> [ACTION ITEM]:
Below are records to retype exactly, except for the pictures.

> [TASK DATA]:
_ _ _ _

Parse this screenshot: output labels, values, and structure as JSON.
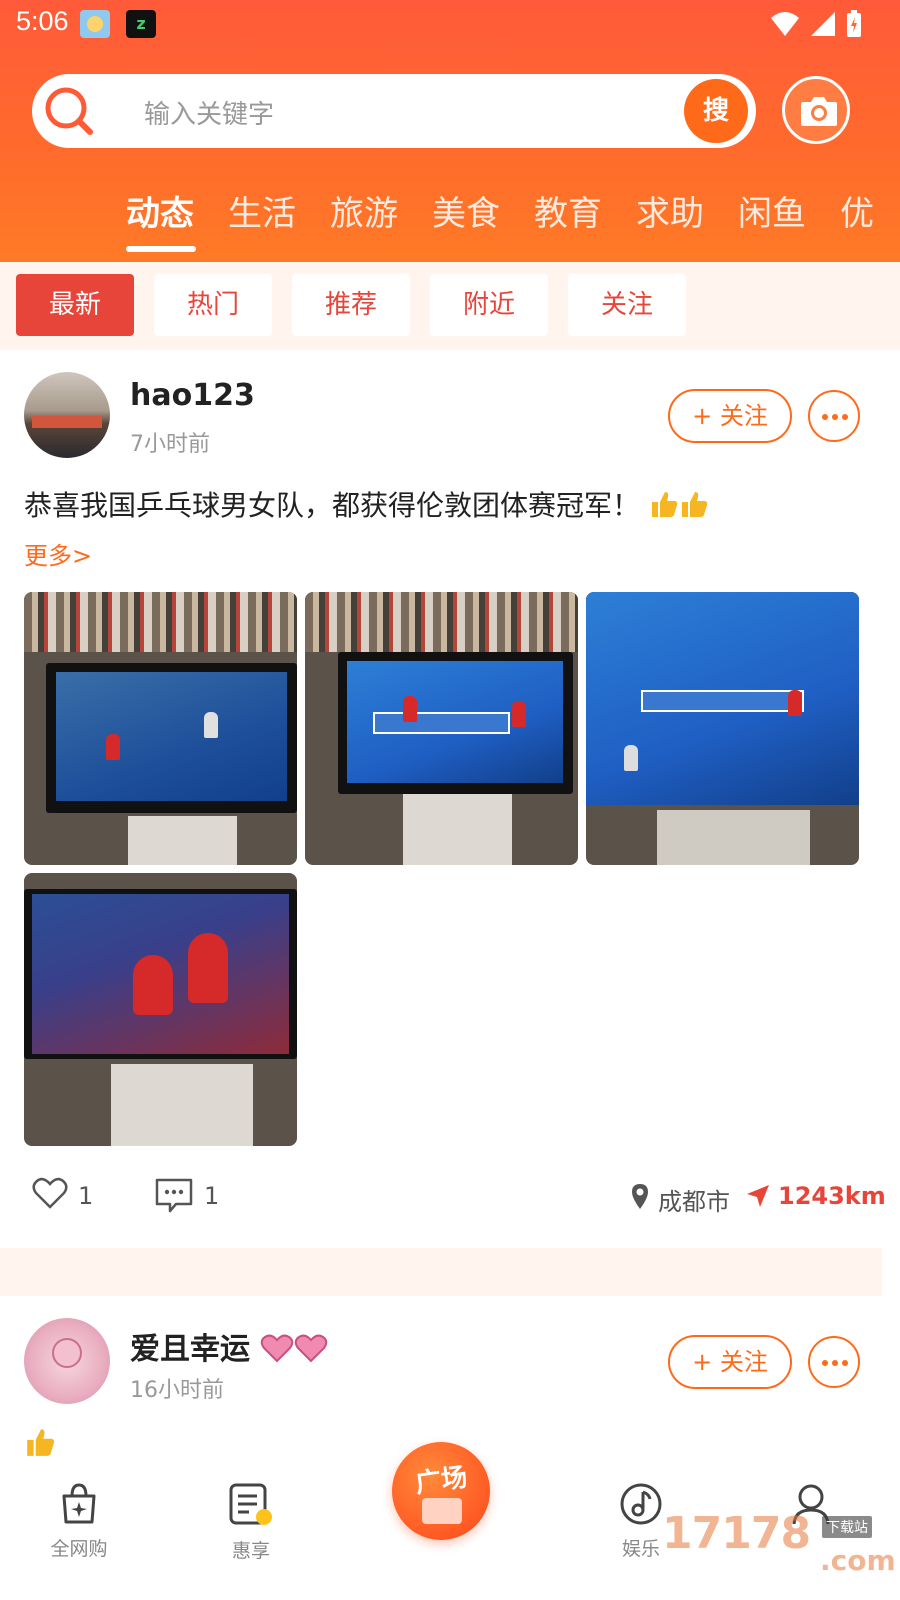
{
  "status_bar": {
    "time": "5:06"
  },
  "search": {
    "placeholder": "输入关键字",
    "button_label": "搜"
  },
  "category_tabs": [
    "动态",
    "生活",
    "旅游",
    "美食",
    "教育",
    "求助",
    "闲鱼",
    "优"
  ],
  "active_category": "动态",
  "filters": [
    "最新",
    "热门",
    "推荐",
    "附近",
    "关注"
  ],
  "active_filter": "最新",
  "posts": [
    {
      "username": "hao123",
      "time": "7小时前",
      "follow_label": "+ 关注",
      "text": "恭喜我国乒乓球男女队，都获得伦敦团体赛冠军！",
      "emoji": "thumbs-up x2",
      "more_label": "更多>",
      "photo_count": 4,
      "likes": "1",
      "comments": "1",
      "city": "成都市",
      "distance": "1243km"
    },
    {
      "username": "爱且幸运",
      "time": "16小时前",
      "follow_label": "+ 关注",
      "emoji": "thumbs-up"
    }
  ],
  "bottom_nav": [
    {
      "label": "全网购",
      "icon": "shopping-bag-icon"
    },
    {
      "label": "惠享",
      "icon": "coupon-list-icon"
    },
    {
      "label": "广场",
      "icon": "plaza-icon"
    },
    {
      "label": "娱乐",
      "icon": "music-icon"
    }
  ],
  "watermark": {
    "main": "17178",
    "sub": "下载站",
    "domain": ".com"
  },
  "colors": {
    "brand": "#ff6a1a",
    "accent_red": "#e8453a",
    "header_top": "#ff5a3a"
  }
}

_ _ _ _

> [RESPONSE TO THIS TASK]:
Parse this screenshot: output labels, values, and structure as JSON.
{
  "status_bar": {
    "time": "5:06"
  },
  "search": {
    "placeholder": "输入关键字",
    "button_label": "搜"
  },
  "category_tabs": [
    "动态",
    "生活",
    "旅游",
    "美食",
    "教育",
    "求助",
    "闲鱼",
    "优"
  ],
  "active_category": "动态",
  "filters": [
    "最新",
    "热门",
    "推荐",
    "附近",
    "关注"
  ],
  "active_filter": "最新",
  "posts": [
    {
      "username": "hao123",
      "time": "7小时前",
      "follow_label": "+ 关注",
      "text": "恭喜我国乒乓球男女队，都获得伦敦团体赛冠军！",
      "emoji": "thumbs-up x2",
      "more_label": "更多>",
      "photo_count": 4,
      "likes": "1",
      "comments": "1",
      "city": "成都市",
      "distance": "1243km"
    },
    {
      "username": "爱且幸运",
      "time": "16小时前",
      "follow_label": "+ 关注",
      "emoji": "thumbs-up"
    }
  ],
  "bottom_nav": [
    {
      "label": "全网购",
      "icon": "shopping-bag-icon"
    },
    {
      "label": "惠享",
      "icon": "coupon-list-icon"
    },
    {
      "label": "广场",
      "icon": "plaza-icon"
    },
    {
      "label": "娱乐",
      "icon": "music-icon"
    }
  ],
  "watermark": {
    "main": "17178",
    "sub": "下载站",
    "domain": ".com"
  },
  "colors": {
    "brand": "#ff6a1a",
    "accent_red": "#e8453a",
    "header_top": "#ff5a3a"
  }
}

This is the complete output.